While all of this may seem unnerving or outrageous, the movie uses this premise to explore competing ideas of identity and masculinity. Both Albert and Hubert became men to escape male abuse but inhabit their masculine identities in opposite ways. While Albert uses masculinity to escape undetected from the world, acting out a pale imitation of what he perceives to be male behavior, Hubert embraces manhood with open arms, smoking, drinking, walking and even taking a loving wife (Bronagh Gallagher).
It is this last facet of Hubert’s life that most fascinates Albert (and us, really). Under Hubert’s guidance and support, Albert slowly begins to realize that he, too, could become a married man. He identifies Helen (Mia Wasikowska), a pretty, flirtatious maid at the hotel, as his future companion, and sets out to woo her. However, Helen is already having an affair with Joe Mackis (Aaron Johnson), an illiterate, working class young man recently hired by the hotel. While Helen initially rejects Albert’s invitation to “walk out,” Joe convinces her to go out with him, hoping that Albert can supply them with the money to immigrate to America.
As this bizarre love triangle of sorts plays out, we come to realize that just as Albert does not completely grasp his masculine identity, he also does not quite understand love, companionship and marriage. To him, Helen is the perfect candidate to help him fulfill his dream of running a shop, an idea utterly removed from Helen herself.

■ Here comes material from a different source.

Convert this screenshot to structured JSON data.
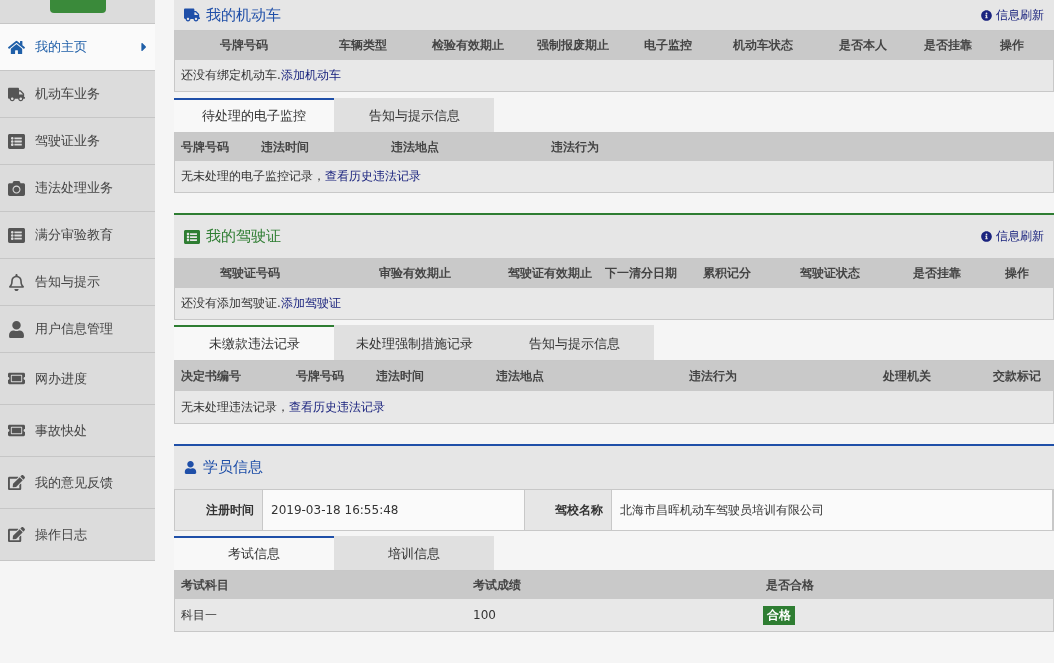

However well intentioned and kind Albert may be, his ultimate tragedy lies in his inability to grasp the depth and the nuance of human relations, to understand humanity beyond his quiet calculation and calm perseverance. Wearing a bowler hat and carrying a cane, Nobbs is a Chaplinesque figure, and like the Little Tramp, he strives for something better than what he has been given. However, while Chaplin’s antics were meant to draw laughter and bring hope to the little guy, Nobbs’ sad parody of masculinity evokes only compassion and pity as we see a woman trapped in what was her only escape.
Albert is not alone, however, and the movie offers a thoughtful, revealing look at the lot of women in late-nineteenth century Ireland through each of its female characters. Albert, Hubert, Helen and even the domineering owner of the hotel, Mrs. Baker (a hilariously irritating Pauline Collins) each represent a different way women survived (or not) in those times.
In some ways, “Albert Nobbs” operates on some of our classic stereotypes: the gossiping, toady landlady, the handsome, no-good young man who abandons the flirtatious maid after “putting her in the family way,” (in a classic Victorian euphemism). But the movie harnesses these well known images to weave a vibrant tableau of 19th-century Ireland while simultaneously offering a refreshing exploration of that world. The supporting characters, including Brendan “Mad-Eye Moody” Gleeson and Mark “Arthur Weasley” Williams, help bring this to life, adding sparks of humor and energy that make us want to stay in the funny, ordered world of the hotel.
Though McTeer looks a little bit too much like a man for comfort and Close hovers somewhere in between man and woman, the two are simply inspiring in their respective roles. Close brings a quiet radiance to Albert’s unhappy life, while McTeer complements her perfectly with her physicality and confidence. Wasikowska and Johnson round up the principal cast by putting in solid, well-crafted performances as young, uneducated members of the working class with big dreams and rough edges. “Albert Nobbs,” nominated for three Oscars (including Best Actress and Supporting Actress for Close and McTeer), is too neat in the end to be a great film, but it offers a vivid portrait of its era and a moving meditation on fundamental questions of identity and humanity.
Now playing in theaters.
Verdict: 3 1/2 out of 4 stars